General Education FAQ’s
1.What are top tips for advocating for my child at school?
As much as possible, put your communication to the school in writing, especially if you are requesting a meeting or services. Keep a copy of the letter, email, or note for your own records. This way, you have documentation of your requests and the responses you have received.
b) Keep your child’s education records in one place
This includes report cards, letters from the school, suspension notices, IEPs, evaluations, and other school-related documents. Create a folder in your email account to keep all school-related email communication together.
c) Schedule meetings with the school
The first step to resolving any conflicts with school staff is to schedule a meeting to talk through concerns. You should ask questions and take notes. As much as possible, try to stay calm and rational during the meeting.
d) Bring someone with you to important meetings
This person can be anyone who helps you to feel supported, such as a friend, relative, your student’s service provider, or advocate. Typically, there are several school employees present at meetings, and having someone to help you advocate may make you feel more comfortable and keep the meeting focused and productive.
e) Keep up to date with your child’s progress in school
Most school systems now have a website and/or smart phone app that allow you to see your child’s grades, attendance, and assignments. Check this resource regularly and follow up with your child’s teachers about your questions and/or concerns.
f) Get to know your child’s teachers
Teachers often know a lot about your child’s academic strengths and weaknesses. Thank them regularly for the work they do to help support your child!
2. Can I see my child’s school records?
The Student Press Law Center has a letter generator on their website that might be helpful for parents making requests for education records
Learn more about FERPA here
3. Are there any special protections available in school for children who are homeless?
For example, a child is considered homeless if the child is:
- Living in another person’s house after losing housing
- Living in a hotel, motel, trailer park, or campground because he/she has nowhere else to live
- Living in a shelter
- Abandoned in a hospital
- Awaiting foster care placement without a permanent place to stay; or
- Living in a car, park, public space, abandoned building, substandard housing, bus or train station, or something similar.
Schools must immediately enroll children who are homeless, even if the children do not have all their enrollment paperwork. Children who are homeless are allowed to stay in the school they attended before they became homeless for the entire time the student is homeless. Schools must provide transportation to that school. Also, every school district must have a staff member designated as a contact or liaison to children and families that are homeless. Please contact your child’s school to find out who has been assigned as the liaison.
The contact information for the McKinney-Vento Specialist for Charlotte-Mecklenburg Schools is provided here:
4. My child attends CMS, and I have a question about school bus transportation. Where can I find out more information?
You can also call the main transportation office between 7 AM and 6 PM: (980) 343-6715
1. Who has the right to enroll in an NC public school?
- Is between the ages of 5 and 21
- Tries to enroll during the first 120 days of a school year
- Lives with a parent or legal guardian in that school’s school district
- Is not currently suspended or expelled from that school or another public school and
- Has not been convicted of a felony in adult criminal court.

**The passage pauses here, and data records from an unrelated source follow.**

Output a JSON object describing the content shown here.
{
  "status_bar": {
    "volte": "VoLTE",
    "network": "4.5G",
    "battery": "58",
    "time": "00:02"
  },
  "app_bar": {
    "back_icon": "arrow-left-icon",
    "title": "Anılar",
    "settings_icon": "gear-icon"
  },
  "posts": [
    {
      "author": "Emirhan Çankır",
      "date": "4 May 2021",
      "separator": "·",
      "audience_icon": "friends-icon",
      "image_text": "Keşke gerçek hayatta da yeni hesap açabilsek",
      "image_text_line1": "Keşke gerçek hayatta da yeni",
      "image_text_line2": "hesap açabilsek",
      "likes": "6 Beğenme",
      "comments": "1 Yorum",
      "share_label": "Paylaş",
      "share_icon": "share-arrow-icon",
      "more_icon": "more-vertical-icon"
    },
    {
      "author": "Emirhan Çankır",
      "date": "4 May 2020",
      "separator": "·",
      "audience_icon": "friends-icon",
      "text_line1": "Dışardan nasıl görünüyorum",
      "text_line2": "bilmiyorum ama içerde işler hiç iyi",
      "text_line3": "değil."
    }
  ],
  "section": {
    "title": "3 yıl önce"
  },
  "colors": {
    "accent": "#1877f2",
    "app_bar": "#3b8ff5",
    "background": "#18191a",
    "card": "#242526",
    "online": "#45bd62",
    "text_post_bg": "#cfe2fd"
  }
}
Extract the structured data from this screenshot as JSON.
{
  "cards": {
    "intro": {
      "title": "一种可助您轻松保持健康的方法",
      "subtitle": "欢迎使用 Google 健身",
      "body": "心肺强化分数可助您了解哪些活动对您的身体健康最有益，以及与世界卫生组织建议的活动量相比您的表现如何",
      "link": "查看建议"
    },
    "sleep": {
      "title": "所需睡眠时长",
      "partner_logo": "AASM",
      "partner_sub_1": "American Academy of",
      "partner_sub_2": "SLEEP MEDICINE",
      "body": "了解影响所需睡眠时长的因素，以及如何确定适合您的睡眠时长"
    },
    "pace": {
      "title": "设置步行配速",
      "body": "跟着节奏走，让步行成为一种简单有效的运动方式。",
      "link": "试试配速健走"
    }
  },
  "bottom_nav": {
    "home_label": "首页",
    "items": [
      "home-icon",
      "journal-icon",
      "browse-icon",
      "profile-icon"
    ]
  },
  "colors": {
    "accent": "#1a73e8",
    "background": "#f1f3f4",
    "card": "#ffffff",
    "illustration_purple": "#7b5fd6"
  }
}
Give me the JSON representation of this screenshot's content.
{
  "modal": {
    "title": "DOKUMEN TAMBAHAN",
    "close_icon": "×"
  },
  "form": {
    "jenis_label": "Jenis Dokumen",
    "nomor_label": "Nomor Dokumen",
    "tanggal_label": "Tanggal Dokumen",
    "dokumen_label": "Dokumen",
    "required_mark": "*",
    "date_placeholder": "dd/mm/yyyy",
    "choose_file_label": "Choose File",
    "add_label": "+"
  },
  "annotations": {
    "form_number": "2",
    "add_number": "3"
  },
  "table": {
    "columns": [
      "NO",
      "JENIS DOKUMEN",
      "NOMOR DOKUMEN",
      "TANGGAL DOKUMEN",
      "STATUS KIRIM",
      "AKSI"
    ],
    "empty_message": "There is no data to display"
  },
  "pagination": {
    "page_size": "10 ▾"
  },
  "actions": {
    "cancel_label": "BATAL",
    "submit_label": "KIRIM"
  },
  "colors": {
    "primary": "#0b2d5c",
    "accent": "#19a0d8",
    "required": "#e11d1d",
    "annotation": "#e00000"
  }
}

2. Can an adult who is not the parent or legal guardian enroll a child in school?
- The child is not under suspension or expulsion form another school district
- The child has not been convicted of a felony, and
- The child is living with an adult, who is domiciled in the school district, for any of the following reasons:
- The death, serious illness, or incarceration of a parent/legal guardian
- The abandonment by a parent/legal guardian of the complete control of the child as evidenced by the failure to provide substantial financial support and parental guidance
- Abuse or neglect by the parent/legal guardian
- The physical or mental condition of the parent/legal guardian is such that he/she cannot provide adequate care and supervision of the child
- The loss or inhabitability of the child’s home as the result of a natural disaster, or
- The parent/legal guardian is on active military duty and deployed.
If these conditions are met, the school must allow the child to attend if the child’s parent or the adult taking care of the child fills out a special form (called an “affidavit”) explaining the circumstances. Ask you school to provide you the Affidavit.
1. What is a charter school?
The NC Public Schools “Frequently Asked Questions for Charter School Parents” describes charter schools as “public schools serving public students with public dollars for the public benefit.” For more information, please see NC Public Schools Frequently Asked Questions for Charter School Parents
2. Who can attend a charter school?
3. Do charter schools have to serve children with disabilities?
If your child has an IEP from a previous school, the charter school must follow that IEP until the IEP team meets at the charter school and revises the IEP or develops a new IEP. Similarly, charter schools must also follow Section 504 plans.
More information on the educational rights of children with disabilities in charter schools can be found here
5. How can I find a charter school for my child?
For information on enrolling your child at a charter school, you should contact each individual school to ask about openings and the application process.
For additional resources and agencies that may assist you with education questions, please review our Community Resources list.